Typical wisdom suggests that as an act moves through their career, one of the most important things to maintaining an audience is changing up their musical style, something The Goo Goo Dolls have largely eschewed until this point. Since their breakout hit Iris in 1998, the band has been largely content to hone their pop-rock sound, drawing an audience through catchy choruses. This reached something of a nadir with 2013’s Magnetic, with many reviewers critiquing the band for sticking to their house style. Their new record, Boxes, contains attempts to shake up the formula, but is it enough to make The Goo Goo Dolls fresh again?
Lead single So Alive revolves around a sweet piano riff, and a chorus of grandiose vocal chants. It’s catchy, but it’s difficult to shake the feeling that it’s an empty bombast, with the metaphors used in the lyrics being distinctly strained – “open up my heart like a shotgun”. Flood is more successful, reigning in the outsized sounds for a more intimate style (although it still sounds huge, it is The Goo Goo Dolls). Sydney Sierota’s guest vocals are delicate, and meld well with John Rzeznik’s, leading to a particularly memorable chorus (although the lyrics are once again, pretty bad – “you’re the flood that opened my heart”).

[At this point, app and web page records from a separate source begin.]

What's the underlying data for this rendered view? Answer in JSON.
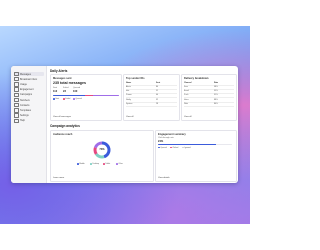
{
  "app": {
    "page_title": "Daily Alerts",
    "section2_title": "Campaign analytics"
  },
  "sidebar": {
    "items": [
      {
        "label": "Messages",
        "icon": "mail-icon"
      },
      {
        "label": "Broadcast inbox",
        "icon": "inbox-icon"
      },
      {
        "label": "Usage",
        "icon": "chart-icon"
      },
      {
        "label": "Engagement",
        "icon": "people-icon"
      },
      {
        "label": "Campaigns",
        "icon": "megaphone-icon"
      },
      {
        "label": "Numbers",
        "icon": "phone-icon"
      },
      {
        "label": "Contacts",
        "icon": "contacts-icon"
      },
      {
        "label": "Templates",
        "icon": "template-icon"
      },
      {
        "label": "Settings",
        "icon": "gear-icon"
      },
      {
        "label": "Help",
        "icon": "help-icon"
      }
    ]
  },
  "cards": {
    "messages": {
      "title": "Messages sent",
      "big": "235 total messages",
      "stats": [
        {
          "label": "Sent",
          "value": "112"
        },
        {
          "label": "Failed",
          "value": "23"
        },
        {
          "label": "Queued",
          "value": "100"
        }
      ],
      "segments": [
        {
          "color": "#3b5bdb",
          "fraction": 0.48
        },
        {
          "color": "#e64980",
          "fraction": 0.12
        },
        {
          "color": "#a06ee8",
          "fraction": 0.4
        }
      ],
      "legend": [
        {
          "label": "Sent",
          "color": "#3b5bdb"
        },
        {
          "label": "Failed",
          "color": "#e64980"
        },
        {
          "label": "Queued",
          "color": "#a06ee8"
        }
      ],
      "link": "View all messages"
    },
    "top_senders": {
      "title": "Top sender IDs",
      "headers": [
        "Name",
        "Sent"
      ],
      "rows": [
        [
          "Alerts",
          "84"
        ],
        [
          "Info",
          "51"
        ],
        [
          "Promo",
          "40"
        ],
        [
          "Notify",
          "32"
        ],
        [
          "System",
          "28"
        ]
      ],
      "link": "View all"
    },
    "delivery": {
      "title": "Delivery breakdown",
      "headers": [
        "Channel",
        "Rate"
      ],
      "rows": [
        [
          "Sms",
          "98%"
        ],
        [
          "Email",
          "95%"
        ],
        [
          "Push",
          "91%"
        ],
        [
          "Voice",
          "88%"
        ],
        [
          "Web",
          "86%"
        ]
      ],
      "link": "View all"
    },
    "donut": {
      "title": "Audience reach",
      "center": "73%",
      "slices": [
        {
          "color": "#3b5bdb",
          "fraction": 0.45
        },
        {
          "color": "#7fd1c4",
          "fraction": 0.2
        },
        {
          "color": "#e64980",
          "fraction": 0.15
        },
        {
          "color": "#a06ee8",
          "fraction": 0.2
        }
      ],
      "legend": [
        {
          "label": "Mobile",
          "color": "#3b5bdb"
        },
        {
          "label": "Desktop",
          "color": "#7fd1c4"
        },
        {
          "label": "Tablet",
          "color": "#e64980"
        },
        {
          "label": "Other",
          "color": "#a06ee8"
        }
      ],
      "link": "Learn more"
    },
    "engagement": {
      "title": "Engagement summary",
      "subtitle": "Click-through rate",
      "value": "24%",
      "progress": 0.78,
      "legend": [
        {
          "label": "Opened",
          "color": "#3b5bdb"
        },
        {
          "label": "Clicked",
          "color": "#e64980"
        },
        {
          "label": "Ignored",
          "color": "#cfcfd8"
        }
      ],
      "link": "View details"
    }
  }
}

The main problem with album, outside of the lyrics, is that the attempts to add variety don’t feel like enough to differentiate it from the band’s more catchy back catalogue. Flood has some nice staccato strings in the chorus, and The Killers-esque pulse of album-highlight Reverse is very engaging, but the rest of the album sticks closely to the sound the band has been exploring for decades. Rzeznik is very skilled at writing catchy hooks, and it’s a nicely produced record, sounding appropriately anthemic, but ultimately the amateurish lyrics and overbearing consistency undermine it.